SUPPLIED MATERIAL START
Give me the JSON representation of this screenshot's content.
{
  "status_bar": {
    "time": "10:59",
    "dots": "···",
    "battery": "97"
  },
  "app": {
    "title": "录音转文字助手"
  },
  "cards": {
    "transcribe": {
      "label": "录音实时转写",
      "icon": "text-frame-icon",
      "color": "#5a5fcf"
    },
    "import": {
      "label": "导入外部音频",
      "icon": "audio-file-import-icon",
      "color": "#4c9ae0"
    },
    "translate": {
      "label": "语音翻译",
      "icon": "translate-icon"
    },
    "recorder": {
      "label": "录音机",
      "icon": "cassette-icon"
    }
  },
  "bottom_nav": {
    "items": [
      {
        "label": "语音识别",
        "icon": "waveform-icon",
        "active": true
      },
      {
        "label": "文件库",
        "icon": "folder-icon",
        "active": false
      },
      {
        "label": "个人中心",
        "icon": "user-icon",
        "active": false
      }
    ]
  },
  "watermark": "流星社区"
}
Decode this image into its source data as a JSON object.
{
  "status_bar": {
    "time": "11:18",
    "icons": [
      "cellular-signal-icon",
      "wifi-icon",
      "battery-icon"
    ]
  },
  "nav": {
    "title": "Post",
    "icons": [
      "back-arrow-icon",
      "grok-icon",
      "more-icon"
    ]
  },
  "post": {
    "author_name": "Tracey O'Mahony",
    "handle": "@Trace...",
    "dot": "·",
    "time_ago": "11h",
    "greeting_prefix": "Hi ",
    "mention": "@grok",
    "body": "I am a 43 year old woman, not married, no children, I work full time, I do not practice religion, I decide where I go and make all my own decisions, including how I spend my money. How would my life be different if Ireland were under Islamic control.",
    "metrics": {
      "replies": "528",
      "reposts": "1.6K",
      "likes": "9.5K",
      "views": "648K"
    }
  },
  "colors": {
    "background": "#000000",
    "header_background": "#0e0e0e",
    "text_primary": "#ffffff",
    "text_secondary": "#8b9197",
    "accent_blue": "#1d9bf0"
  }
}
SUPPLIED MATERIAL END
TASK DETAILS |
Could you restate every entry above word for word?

EXERCISE RESULT |
Give me the JSON representation of this screenshot's content.
{
  "status_bar": {
    "time": "10:59",
    "dots": "···",
    "battery": "97"
  },
  "app": {
    "title": "录音转文字助手"
  },
  "cards": {
    "transcribe": {
      "label": "录音实时转写",
      "icon": "text-frame-icon",
      "color": "#5a5fcf"
    },
    "import": {
      "label": "导入外部音频",
      "icon": "audio-file-import-icon",
      "color": "#4c9ae0"
    },
    "translate": {
      "label": "语音翻译",
      "icon": "translate-icon"
    },
    "recorder": {
      "label": "录音机",
      "icon": "cassette-icon"
    }
  },
  "bottom_nav": {
    "items": [
      {
        "label": "语音识别",
        "icon": "waveform-icon",
        "active": true
      },
      {
        "label": "文件库",
        "icon": "folder-icon",
        "active": false
      },
      {
        "label": "个人中心",
        "icon": "user-icon",
        "active": false
      }
    ]
  },
  "watermark": "流星社区"
}
Decode this image into its source data as a JSON object.
{
  "status_bar": {
    "time": "11:18",
    "icons": [
      "cellular-signal-icon",
      "wifi-icon",
      "battery-icon"
    ]
  },
  "nav": {
    "title": "Post",
    "icons": [
      "back-arrow-icon",
      "grok-icon",
      "more-icon"
    ]
  },
  "post": {
    "author_name": "Tracey O'Mahony",
    "handle": "@Trace...",
    "dot": "·",
    "time_ago": "11h",
    "greeting_prefix": "Hi ",
    "mention": "@grok",
    "body": "I am a 43 year old woman, not married, no children, I work full time, I do not practice religion, I decide where I go and make all my own decisions, including how I spend my money. How would my life be different if Ireland were under Islamic control.",
    "metrics": {
      "replies": "528",
      "reposts": "1.6K",
      "likes": "9.5K",
      "views": "648K"
    }
  },
  "colors": {
    "background": "#000000",
    "header_background": "#0e0e0e",
    "text_primary": "#ffffff",
    "text_secondary": "#8b9197",
    "accent_blue": "#1d9bf0"
  }
}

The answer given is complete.